(Stored items from a collection)
BEGIN
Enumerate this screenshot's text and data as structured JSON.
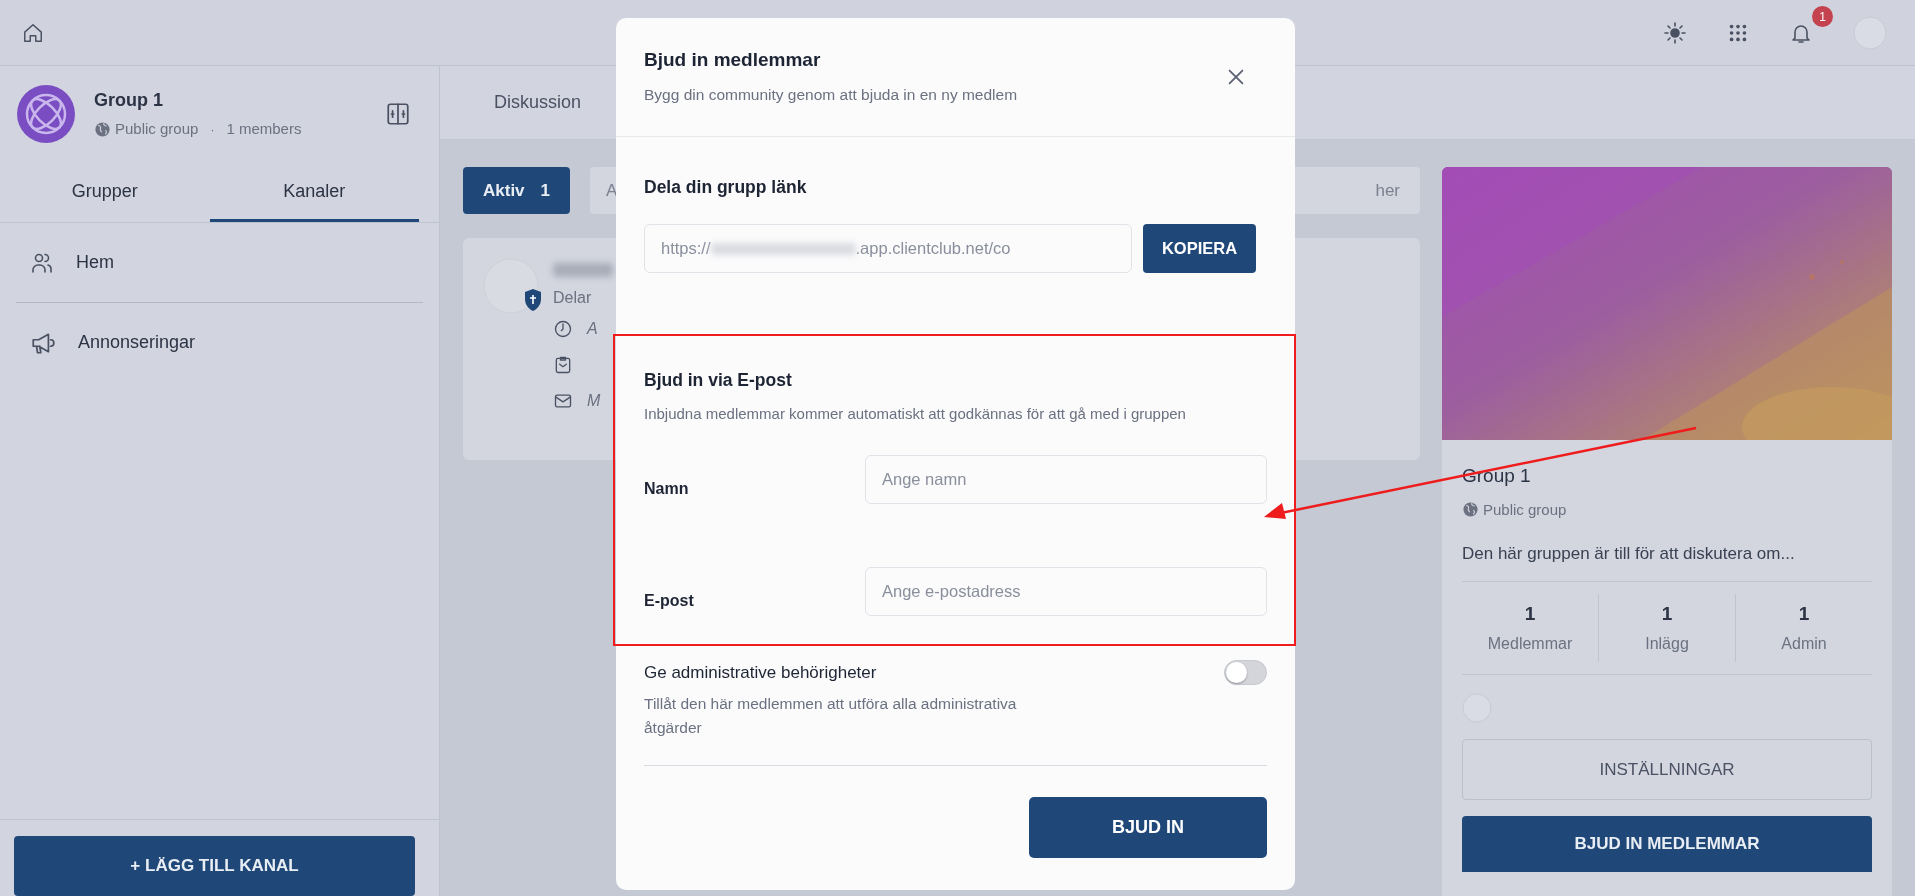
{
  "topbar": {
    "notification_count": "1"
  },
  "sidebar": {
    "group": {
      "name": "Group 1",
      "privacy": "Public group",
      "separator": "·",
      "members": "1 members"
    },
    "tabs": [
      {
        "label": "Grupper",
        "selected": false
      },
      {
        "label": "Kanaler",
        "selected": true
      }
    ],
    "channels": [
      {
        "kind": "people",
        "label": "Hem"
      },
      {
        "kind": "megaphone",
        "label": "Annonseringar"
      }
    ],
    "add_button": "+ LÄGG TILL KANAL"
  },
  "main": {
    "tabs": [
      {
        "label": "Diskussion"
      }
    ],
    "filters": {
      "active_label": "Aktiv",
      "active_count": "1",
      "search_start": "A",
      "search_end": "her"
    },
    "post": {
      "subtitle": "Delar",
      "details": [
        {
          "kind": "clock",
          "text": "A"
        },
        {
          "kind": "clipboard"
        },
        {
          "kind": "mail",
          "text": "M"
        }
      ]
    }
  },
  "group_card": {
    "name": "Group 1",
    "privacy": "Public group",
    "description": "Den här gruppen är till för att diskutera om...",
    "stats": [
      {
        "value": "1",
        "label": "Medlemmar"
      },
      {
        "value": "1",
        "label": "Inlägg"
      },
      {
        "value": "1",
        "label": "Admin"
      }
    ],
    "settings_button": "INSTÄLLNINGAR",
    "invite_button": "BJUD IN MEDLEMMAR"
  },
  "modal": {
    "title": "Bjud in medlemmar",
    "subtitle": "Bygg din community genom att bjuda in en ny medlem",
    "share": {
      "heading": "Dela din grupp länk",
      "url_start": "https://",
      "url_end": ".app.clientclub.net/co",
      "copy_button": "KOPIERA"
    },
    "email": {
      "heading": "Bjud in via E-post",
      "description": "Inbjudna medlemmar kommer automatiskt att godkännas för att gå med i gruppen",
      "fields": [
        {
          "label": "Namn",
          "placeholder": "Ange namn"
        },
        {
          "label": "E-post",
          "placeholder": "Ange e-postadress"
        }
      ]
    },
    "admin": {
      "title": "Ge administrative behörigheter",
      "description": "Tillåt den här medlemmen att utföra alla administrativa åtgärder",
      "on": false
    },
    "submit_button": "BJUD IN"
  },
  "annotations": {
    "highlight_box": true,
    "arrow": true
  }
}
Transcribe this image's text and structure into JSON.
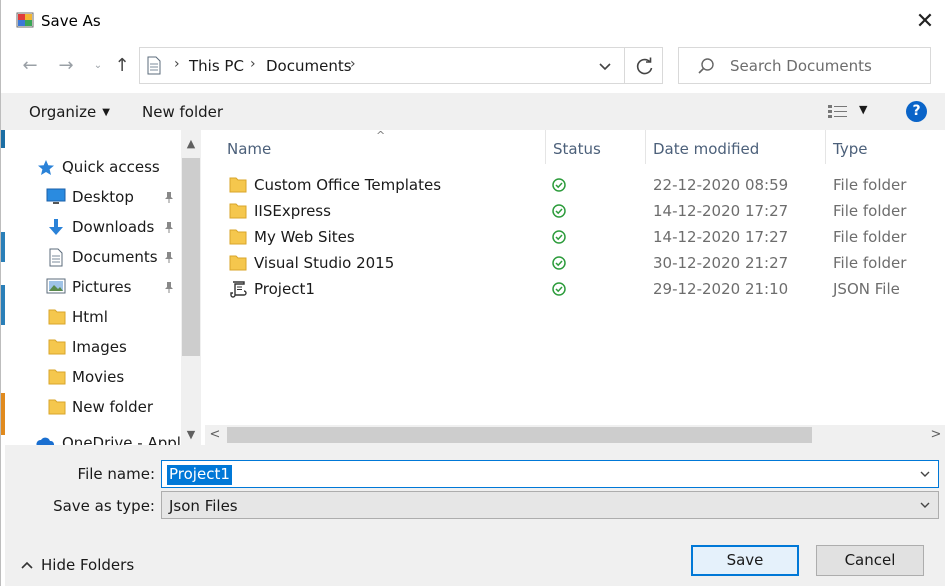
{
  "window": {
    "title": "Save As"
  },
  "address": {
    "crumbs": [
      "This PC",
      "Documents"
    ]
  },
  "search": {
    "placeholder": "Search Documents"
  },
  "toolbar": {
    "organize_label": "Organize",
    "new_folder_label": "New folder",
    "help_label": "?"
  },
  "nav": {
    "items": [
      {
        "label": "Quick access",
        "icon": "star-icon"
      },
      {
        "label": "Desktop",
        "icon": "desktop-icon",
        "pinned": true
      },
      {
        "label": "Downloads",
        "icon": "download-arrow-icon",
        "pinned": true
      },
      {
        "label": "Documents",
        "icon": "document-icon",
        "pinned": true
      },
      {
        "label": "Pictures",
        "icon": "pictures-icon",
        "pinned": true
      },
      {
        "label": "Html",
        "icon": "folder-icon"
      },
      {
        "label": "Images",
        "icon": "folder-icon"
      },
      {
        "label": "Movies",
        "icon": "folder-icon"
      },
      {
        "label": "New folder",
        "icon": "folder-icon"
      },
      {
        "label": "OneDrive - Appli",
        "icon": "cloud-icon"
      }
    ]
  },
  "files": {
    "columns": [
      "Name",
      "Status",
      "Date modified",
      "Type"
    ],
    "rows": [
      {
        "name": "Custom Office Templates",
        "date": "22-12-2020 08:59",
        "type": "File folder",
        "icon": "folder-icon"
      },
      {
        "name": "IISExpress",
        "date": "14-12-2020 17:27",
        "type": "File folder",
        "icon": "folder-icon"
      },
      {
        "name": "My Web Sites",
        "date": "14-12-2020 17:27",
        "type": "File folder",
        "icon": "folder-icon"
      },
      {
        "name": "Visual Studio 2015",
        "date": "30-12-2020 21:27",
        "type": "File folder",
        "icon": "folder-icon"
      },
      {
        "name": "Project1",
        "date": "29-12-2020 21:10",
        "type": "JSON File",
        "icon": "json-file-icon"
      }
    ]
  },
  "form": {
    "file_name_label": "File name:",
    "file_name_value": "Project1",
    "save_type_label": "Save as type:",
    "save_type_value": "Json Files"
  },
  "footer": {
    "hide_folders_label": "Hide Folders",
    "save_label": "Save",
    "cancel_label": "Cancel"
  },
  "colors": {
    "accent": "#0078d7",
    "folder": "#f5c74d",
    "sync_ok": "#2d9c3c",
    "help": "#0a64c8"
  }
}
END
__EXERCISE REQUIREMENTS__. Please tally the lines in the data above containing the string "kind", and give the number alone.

__WRITTEN ANSWER__. 5